■ WORK REQUEST ■
Line by line, copy out the entries exactly and leave the pictures behind.

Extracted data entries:
:::::

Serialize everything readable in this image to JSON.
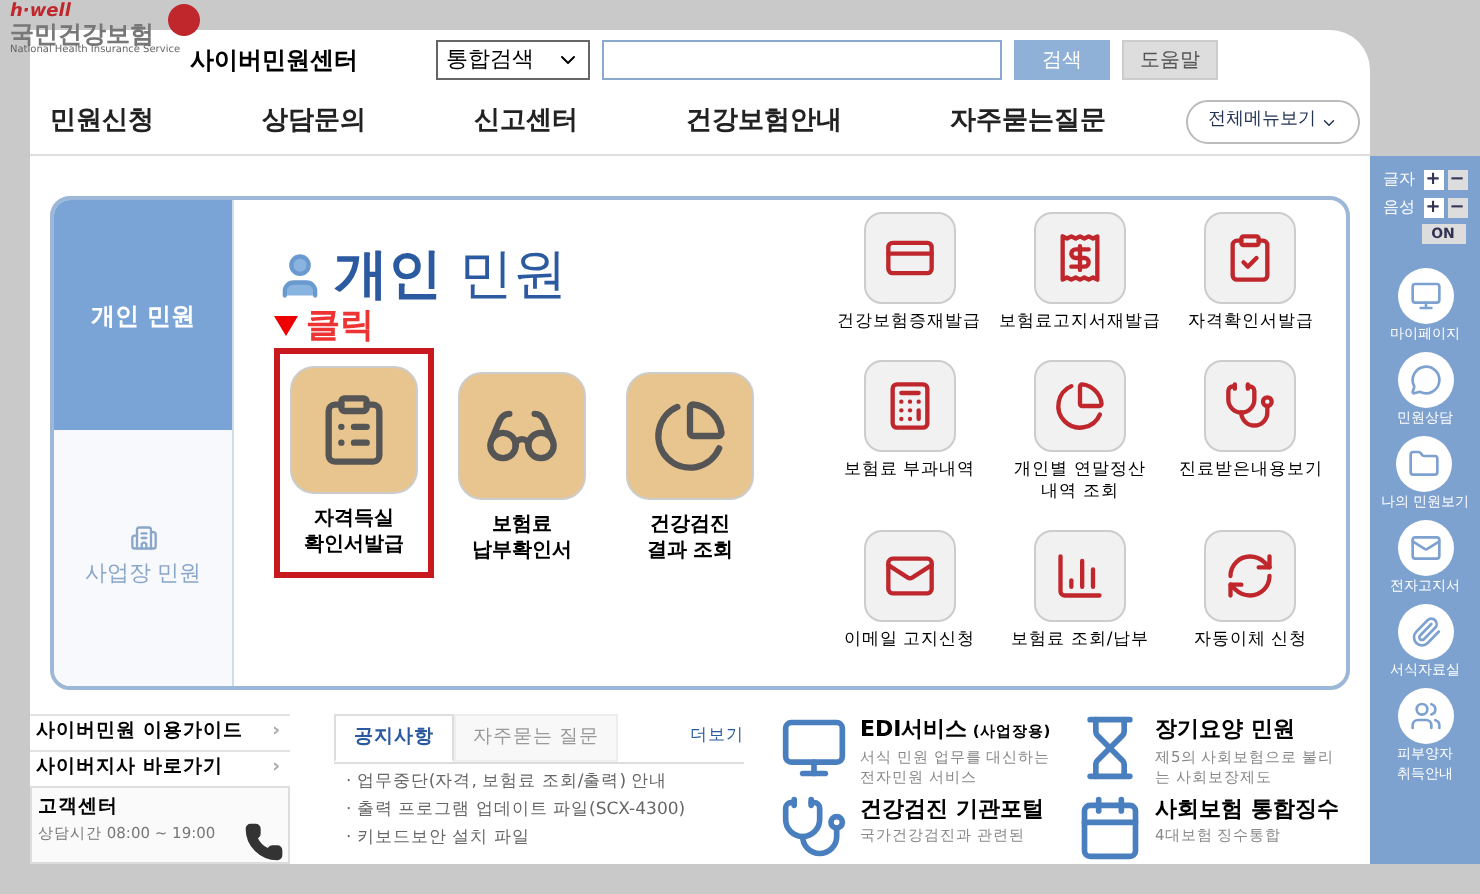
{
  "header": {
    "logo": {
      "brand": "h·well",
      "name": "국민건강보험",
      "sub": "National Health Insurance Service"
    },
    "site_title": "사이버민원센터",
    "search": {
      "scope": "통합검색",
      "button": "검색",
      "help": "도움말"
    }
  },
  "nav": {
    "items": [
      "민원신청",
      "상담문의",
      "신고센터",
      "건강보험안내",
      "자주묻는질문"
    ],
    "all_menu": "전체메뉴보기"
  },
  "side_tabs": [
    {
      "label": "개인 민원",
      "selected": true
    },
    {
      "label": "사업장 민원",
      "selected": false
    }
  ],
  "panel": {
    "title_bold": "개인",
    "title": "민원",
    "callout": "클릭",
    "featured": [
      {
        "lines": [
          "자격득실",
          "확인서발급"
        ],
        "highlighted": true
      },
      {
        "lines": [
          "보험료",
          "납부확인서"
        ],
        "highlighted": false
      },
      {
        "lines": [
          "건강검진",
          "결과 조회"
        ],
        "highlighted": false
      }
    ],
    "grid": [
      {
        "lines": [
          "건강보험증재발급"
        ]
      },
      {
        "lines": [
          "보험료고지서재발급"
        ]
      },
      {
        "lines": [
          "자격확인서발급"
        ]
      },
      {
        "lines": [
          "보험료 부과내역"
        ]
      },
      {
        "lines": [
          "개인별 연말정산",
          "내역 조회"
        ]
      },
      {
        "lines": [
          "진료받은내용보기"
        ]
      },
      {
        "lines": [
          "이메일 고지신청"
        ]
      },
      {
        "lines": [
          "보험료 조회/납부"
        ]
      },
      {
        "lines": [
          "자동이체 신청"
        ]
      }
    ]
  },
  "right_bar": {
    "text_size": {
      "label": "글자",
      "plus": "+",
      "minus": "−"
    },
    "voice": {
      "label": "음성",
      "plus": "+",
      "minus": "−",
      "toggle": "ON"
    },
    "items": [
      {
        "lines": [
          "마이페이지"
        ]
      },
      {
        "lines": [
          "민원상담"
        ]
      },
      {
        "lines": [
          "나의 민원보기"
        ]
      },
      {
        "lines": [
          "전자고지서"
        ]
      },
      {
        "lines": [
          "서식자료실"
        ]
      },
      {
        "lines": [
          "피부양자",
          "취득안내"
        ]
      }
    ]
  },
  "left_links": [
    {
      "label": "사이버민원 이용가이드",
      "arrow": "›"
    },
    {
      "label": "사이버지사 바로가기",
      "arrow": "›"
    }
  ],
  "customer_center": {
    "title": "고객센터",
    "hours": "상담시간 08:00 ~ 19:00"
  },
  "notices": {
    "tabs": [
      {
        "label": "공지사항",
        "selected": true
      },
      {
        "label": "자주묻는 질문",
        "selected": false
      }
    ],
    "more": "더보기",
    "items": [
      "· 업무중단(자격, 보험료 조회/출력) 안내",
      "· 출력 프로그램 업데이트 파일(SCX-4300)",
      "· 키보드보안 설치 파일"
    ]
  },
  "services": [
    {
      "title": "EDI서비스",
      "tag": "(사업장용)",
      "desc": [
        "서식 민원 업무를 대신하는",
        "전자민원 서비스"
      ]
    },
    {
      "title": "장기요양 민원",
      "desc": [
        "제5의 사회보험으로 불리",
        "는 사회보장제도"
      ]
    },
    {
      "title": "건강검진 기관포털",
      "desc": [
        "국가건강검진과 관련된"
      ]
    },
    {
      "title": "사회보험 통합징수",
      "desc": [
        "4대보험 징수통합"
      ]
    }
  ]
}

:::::

■ RESPONSE TO THIS EXERCISE ■
Serialize everything readable in this image to JSON.
{
  "header": {
    "logo": {
      "brand": "h·well",
      "name": "국민건강보험",
      "sub": "National Health Insurance Service"
    },
    "site_title": "사이버민원센터",
    "search": {
      "scope": "통합검색",
      "button": "검색",
      "help": "도움말"
    }
  },
  "nav": {
    "items": [
      "민원신청",
      "상담문의",
      "신고센터",
      "건강보험안내",
      "자주묻는질문"
    ],
    "all_menu": "전체메뉴보기"
  },
  "side_tabs": [
    {
      "label": "개인 민원",
      "selected": true
    },
    {
      "label": "사업장 민원",
      "selected": false
    }
  ],
  "panel": {
    "title_bold": "개인",
    "title": "민원",
    "callout": "클릭",
    "featured": [
      {
        "lines": [
          "자격득실",
          "확인서발급"
        ],
        "highlighted": true
      },
      {
        "lines": [
          "보험료",
          "납부확인서"
        ],
        "highlighted": false
      },
      {
        "lines": [
          "건강검진",
          "결과 조회"
        ],
        "highlighted": false
      }
    ],
    "grid": [
      {
        "lines": [
          "건강보험증재발급"
        ]
      },
      {
        "lines": [
          "보험료고지서재발급"
        ]
      },
      {
        "lines": [
          "자격확인서발급"
        ]
      },
      {
        "lines": [
          "보험료 부과내역"
        ]
      },
      {
        "lines": [
          "개인별 연말정산",
          "내역 조회"
        ]
      },
      {
        "lines": [
          "진료받은내용보기"
        ]
      },
      {
        "lines": [
          "이메일 고지신청"
        ]
      },
      {
        "lines": [
          "보험료 조회/납부"
        ]
      },
      {
        "lines": [
          "자동이체 신청"
        ]
      }
    ]
  },
  "right_bar": {
    "text_size": {
      "label": "글자",
      "plus": "+",
      "minus": "−"
    },
    "voice": {
      "label": "음성",
      "plus": "+",
      "minus": "−",
      "toggle": "ON"
    },
    "items": [
      {
        "lines": [
          "마이페이지"
        ]
      },
      {
        "lines": [
          "민원상담"
        ]
      },
      {
        "lines": [
          "나의 민원보기"
        ]
      },
      {
        "lines": [
          "전자고지서"
        ]
      },
      {
        "lines": [
          "서식자료실"
        ]
      },
      {
        "lines": [
          "피부양자",
          "취득안내"
        ]
      }
    ]
  },
  "left_links": [
    {
      "label": "사이버민원 이용가이드",
      "arrow": "›"
    },
    {
      "label": "사이버지사 바로가기",
      "arrow": "›"
    }
  ],
  "customer_center": {
    "title": "고객센터",
    "hours": "상담시간 08:00 ~ 19:00"
  },
  "notices": {
    "tabs": [
      {
        "label": "공지사항",
        "selected": true
      },
      {
        "label": "자주묻는 질문",
        "selected": false
      }
    ],
    "more": "더보기",
    "items": [
      "· 업무중단(자격, 보험료 조회/출력) 안내",
      "· 출력 프로그램 업데이트 파일(SCX-4300)",
      "· 키보드보안 설치 파일"
    ]
  },
  "services": [
    {
      "title": "EDI서비스",
      "tag": "(사업장용)",
      "desc": [
        "서식 민원 업무를 대신하는",
        "전자민원 서비스"
      ]
    },
    {
      "title": "장기요양 민원",
      "desc": [
        "제5의 사회보험으로 불리",
        "는 사회보장제도"
      ]
    },
    {
      "title": "건강검진 기관포털",
      "desc": [
        "국가건강검진과 관련된"
      ]
    },
    {
      "title": "사회보험 통합징수",
      "desc": [
        "4대보험 징수통합"
      ]
    }
  ]
}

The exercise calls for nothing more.